Developer: Whiskeybarrel Studios
Publisher: Ultimate Games
Platform: Nintendo Switch, PC
Age Rating: T (Teen) / PEGI 12
Release Date: June 22nd, 2020
Price: $12.99 / €12.99 / £11.69
A code was provided for review purposes.
The Swords and Sandals franchise is a long-running one. The first entry came in 2006 and spanned nearly a dozen different titles since then. Many of the games play relatively the same way, and yet the latest entry ‘Spartacus’ serves fans with something different in an attempt to keep the series fresh. Based, obviously, on the legendary gladiator Spartacus, this entry is an action-focused arcade-style platformer based in the ancient empire of Rome. Notably, it was developed by the one-man operation known as Whiskeybarrel Studios fronted by Oliver Joyce, the man behind the entire franchise.
How does it look?
Initial impressions will have the player thinking “wow, this looks pretty cool” largely due to the classic arcade-era graphics and visuals. The looks alone almost have the power to transport a player back to the good old days of a classic arcade cabinet; however, it doesn’t necessarily feel visually polished, with an overall lack of variety and effects.
Along with old-style graphics come archaic issues in the gameplay. The controls are extremely rigid and not precisely responsive, which in turn makes the button layout feel very convoluted. On top of that, the hitboxes are shameful and the theme of “lack of variety” pops its annoying head up in regards to weapons and types of offence. With all of those subpar qualities combined, it makes for a difficult game – and not in the way where it’s considered a worthwhile challenge. To put it bluntly, it’s completely frustrating and a huge turn-off.
As mentioned before, there isn’t much variety in the game, but it is worth noting that one thing it does right is offering small secret treasures and paths for the player to pursue. Though it is hard to tell where they are, as sometimes they’re outright hidden behind a wall that happens to be passable, it does add a tiny layer of depth to a puddle-deep game when talking about level design, structure, and story.
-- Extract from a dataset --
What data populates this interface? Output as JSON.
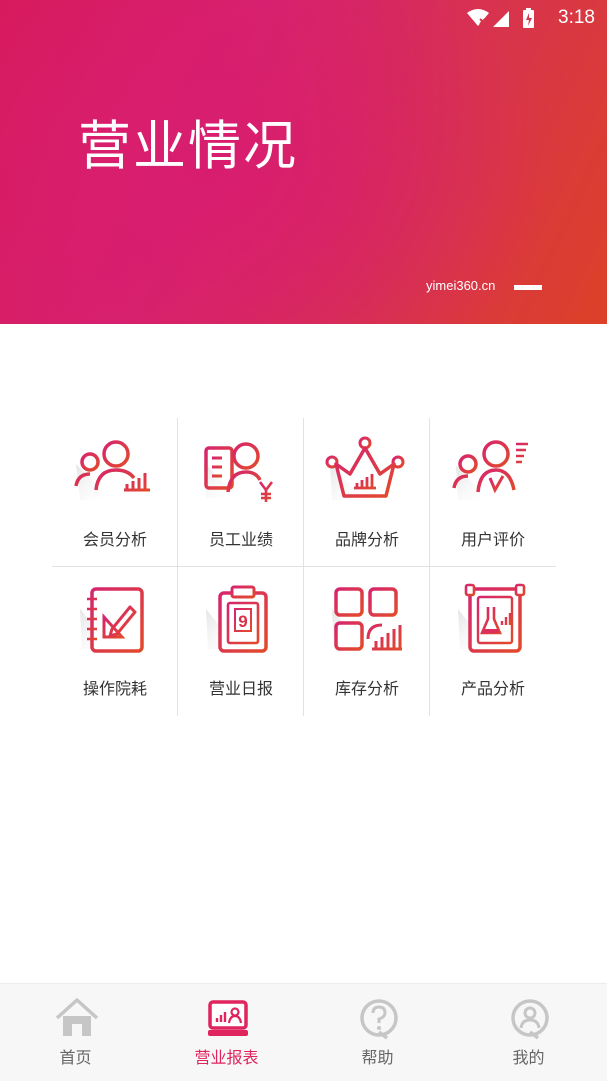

Swords and Sandals: Spartacus takes a lot of risks, but they don’t really pay off. It would probably be more ideal that the series stick to its roots and not continue to venture into new grounds. There’s a reason the original style of gameplay has given lots of blood to the series as a whole, and it’d be a bummer to see that dry up as a result of these misfired risks.